Britain enters the war

AS USUAL, THE received wisdom cannot be trusted. The declaration of war on 4th August did not provoke in Britain a sudden explosion of patriotic fervour.

To judge from the popular press of the time there were points that week when the public mood hung in the balance. But within seven days a new and vengeful orthodoxy dominated the popular press and, after a fashion, that may have been true of the people of Britain.

On 4th August, the very day on which war was declared, the Daily Herald opposed the conflict. Famously its readership deserted it in droves, but not – quite – then and there. The following day, the Manchester Guardian, perhaps hedging its bets under a veneer of portentousness, expressed its hopes for peace – yet without issuing any explicit condemnation of the war itself. Indulging in the dangerous game of prophecy, it opined that, “In two or three months at the outside we shall probably know how it will end.” A later generation might smile at this fatuity: it was to be four years before the ultimate direction of the war was not in serious doubt.

The great rush to enlist and the enthusiasm of the crowds were real enough, but these should be understood as a noisy demonstration of excitement rather than one of martial ardour or of thoughtful political engagement. To an extent that is hard for us to envision, the lives of most Britons and Europeans in 1914 were desperately circumscribed, physically and socially. The prospect of war, now an incontestable fact, stimulated the population in those first days far more obviously than it unnerved them.

In Britain as elsewhere, this excitability could be conveniently misconstrued as a national unanimity of purpose. This was something which had been in very short supply. In recent years the fragility of any social or political compact had been painfully demonstrated in battles over reform of the Lords, over female suffrage and over Home Rule. Now war, in addition to its terrible dangers, offered an anxious government a window of opportunity. In Britain, the King required an army and, for the tolerably young and fit males, adventure beckoned. The new Secretary of State for War, appointed two days after war began, was Earl Kitchener of Khartoum. A spectacularly unattractive figure for more squeamish later generations, he was glib and facile and untroubled by doubt. That, in addition to his bristling mustachios, chimed in perfectly with the new mood settling across the country.

The Cabinet perceived perfectly the public excitement but, with the possible exception of Churchill in the Admiralty, they did not share in it. They needed the public not merely to hang up bunting and to enlist, but to be persuaded into supporting a conflict in which the stakes could not have been higher and from which there existed no obvious or early exit strategy.

It is in the light of this great danger that the immensely dense narrative of the first week of war draws its especial significance. Generations of British schoolchildren were drilled into remembering the names of the Breslau and the Goeben, two battlecruisers whose firepower began now seriously to exercise the Admiralty, although few ever learned that the nation which suffered most grievously from their depredations was Algeria. On 10th August, the two ships arrived in the Dardanelles, in effect forcing the Ottoman Empire to declare itself for Germany and the Central Powers.

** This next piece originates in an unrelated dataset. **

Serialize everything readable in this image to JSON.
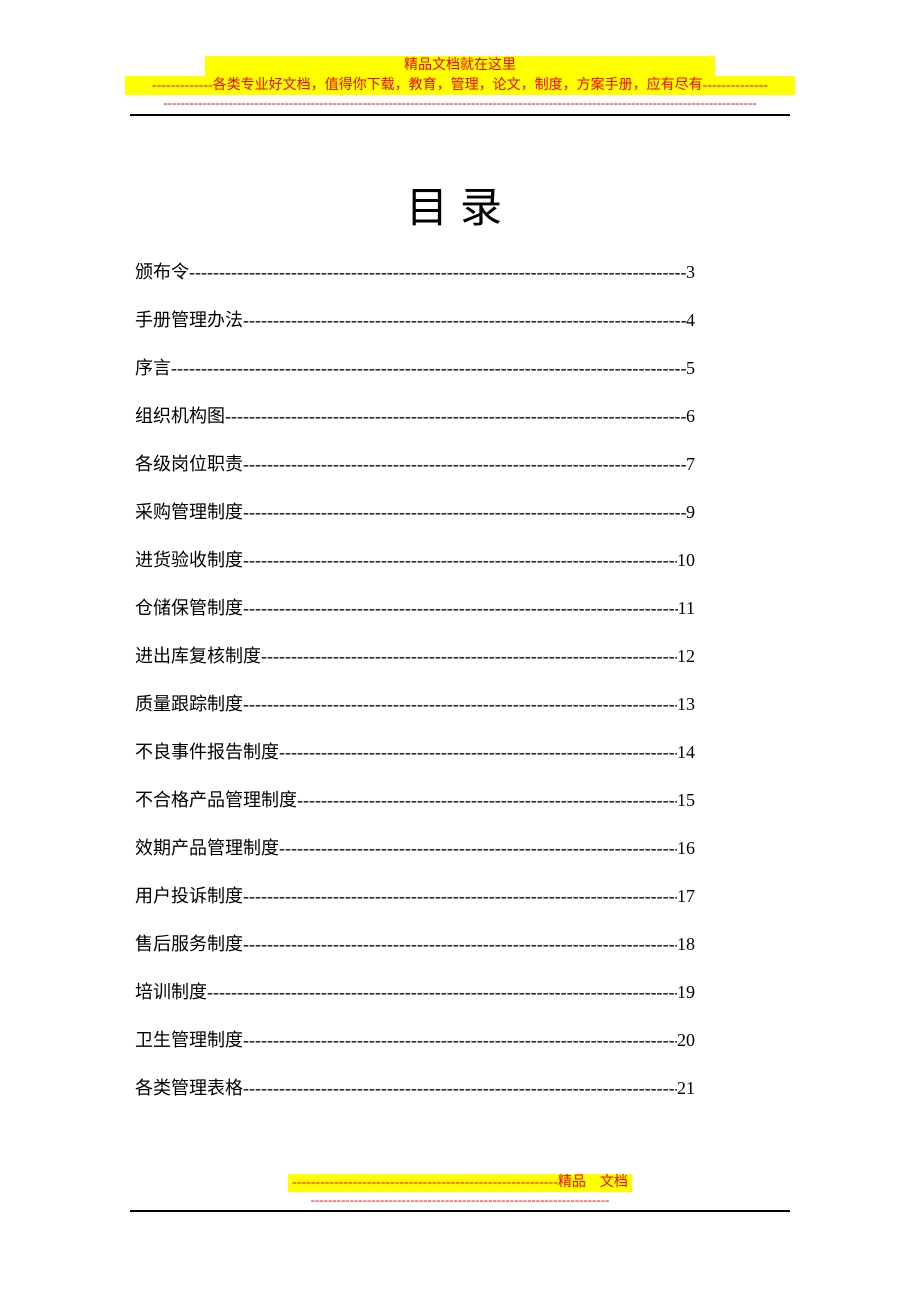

Two days later, Britain and France declared war on Austria-Hungary. Closer to home, on 6th August, HMS Amphion had been sunk by mines off Yarmouth; 150 British lives were lost. The next day the British and Germans fought a brief, inconclusive, naval action in the West Indies.

That broadening canvas of war impinged itself less on the popular imagination than the dramatic events in and around Liège. The Germans besieged the town on 4th August, and two days later the first reports began to circulate in the British press about outrages perpetrated by the enemy upon its population. It is against that backdrop, perhaps, that one should interpret the fulminations of the Daily Mirror the next morning, demanding to know why the Poet Laureate Robert Bridges had not yet composed a poem to celebrate the onset of war. The very next morning, on 8th August, the Daily Express led with a screaming banner headline “The Mad Dog is held up at Liege”.

Less than a hundred hours since the formal outbreak of hostilities, a popular demotic was asserting itself from which all moral ambiguities had been purged. Is it fanciful to suppose it was one which the public found congenial, and in which the press and government tacitly colluded? Irrespective of how it had come about, Britain had found a voice by the end of the first week of the war.

British Recruiting Poster, 1914

British Recruiting Poster, 1914

On 11th August came a full page advertisement in the Daily Mirror: “Your King and Country Need You”, it read. That same day, the Daily Express declared “Every Woman Should do her Utmost to Induce Young Men to Answer The King’s Call”. Three days later the Church Times showed a remarkable absence of equivocation: “Without a single exception,” it declared, “it would appear Church and nation are convinced beyond a doubt that this is an appeal to the sword which they are forced, however reluctantly, from the highest motives to take up.”